_What you need to do_: Are you able to quote each entry exactly as written?

_Dataset content_:
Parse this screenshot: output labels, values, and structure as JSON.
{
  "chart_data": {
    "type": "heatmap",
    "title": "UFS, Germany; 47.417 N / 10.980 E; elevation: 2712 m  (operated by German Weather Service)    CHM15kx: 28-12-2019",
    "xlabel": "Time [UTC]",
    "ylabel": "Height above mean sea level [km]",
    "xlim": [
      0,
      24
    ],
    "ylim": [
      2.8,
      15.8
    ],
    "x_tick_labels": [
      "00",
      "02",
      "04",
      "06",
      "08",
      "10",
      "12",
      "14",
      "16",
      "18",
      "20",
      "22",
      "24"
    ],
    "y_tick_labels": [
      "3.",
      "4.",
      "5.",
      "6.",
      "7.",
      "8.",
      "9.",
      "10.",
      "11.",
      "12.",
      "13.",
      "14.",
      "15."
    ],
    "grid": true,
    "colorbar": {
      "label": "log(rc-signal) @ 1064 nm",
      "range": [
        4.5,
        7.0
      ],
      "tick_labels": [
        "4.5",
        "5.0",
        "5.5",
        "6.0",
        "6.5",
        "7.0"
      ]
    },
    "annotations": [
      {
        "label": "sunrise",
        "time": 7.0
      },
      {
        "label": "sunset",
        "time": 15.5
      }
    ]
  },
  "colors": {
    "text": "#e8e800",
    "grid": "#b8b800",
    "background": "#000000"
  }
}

_Task response_:
Parse this screenshot: output labels, values, and structure as JSON.
{
  "chart_data": {
    "type": "heatmap",
    "title": "UFS, Germany; 47.417 N / 10.980 E; elevation: 2712 m  (operated by German Weather Service)    CHM15kx: 28-12-2019",
    "xlabel": "Time [UTC]",
    "ylabel": "Height above mean sea level [km]",
    "xlim": [
      0,
      24
    ],
    "ylim": [
      2.8,
      15.8
    ],
    "x_tick_labels": [
      "00",
      "02",
      "04",
      "06",
      "08",
      "10",
      "12",
      "14",
      "16",
      "18",
      "20",
      "22",
      "24"
    ],
    "y_tick_labels": [
      "3.",
      "4.",
      "5.",
      "6.",
      "7.",
      "8.",
      "9.",
      "10.",
      "11.",
      "12.",
      "13.",
      "14.",
      "15."
    ],
    "grid": true,
    "colorbar": {
      "label": "log(rc-signal) @ 1064 nm",
      "range": [
        4.5,
        7.0
      ],
      "tick_labels": [
        "4.5",
        "5.0",
        "5.5",
        "6.0",
        "6.5",
        "7.0"
      ]
    },
    "annotations": [
      {
        "label": "sunrise",
        "time": 7.0
      },
      {
        "label": "sunset",
        "time": 15.5
      }
    ]
  },
  "colors": {
    "text": "#e8e800",
    "grid": "#b8b800",
    "background": "#000000"
  }
}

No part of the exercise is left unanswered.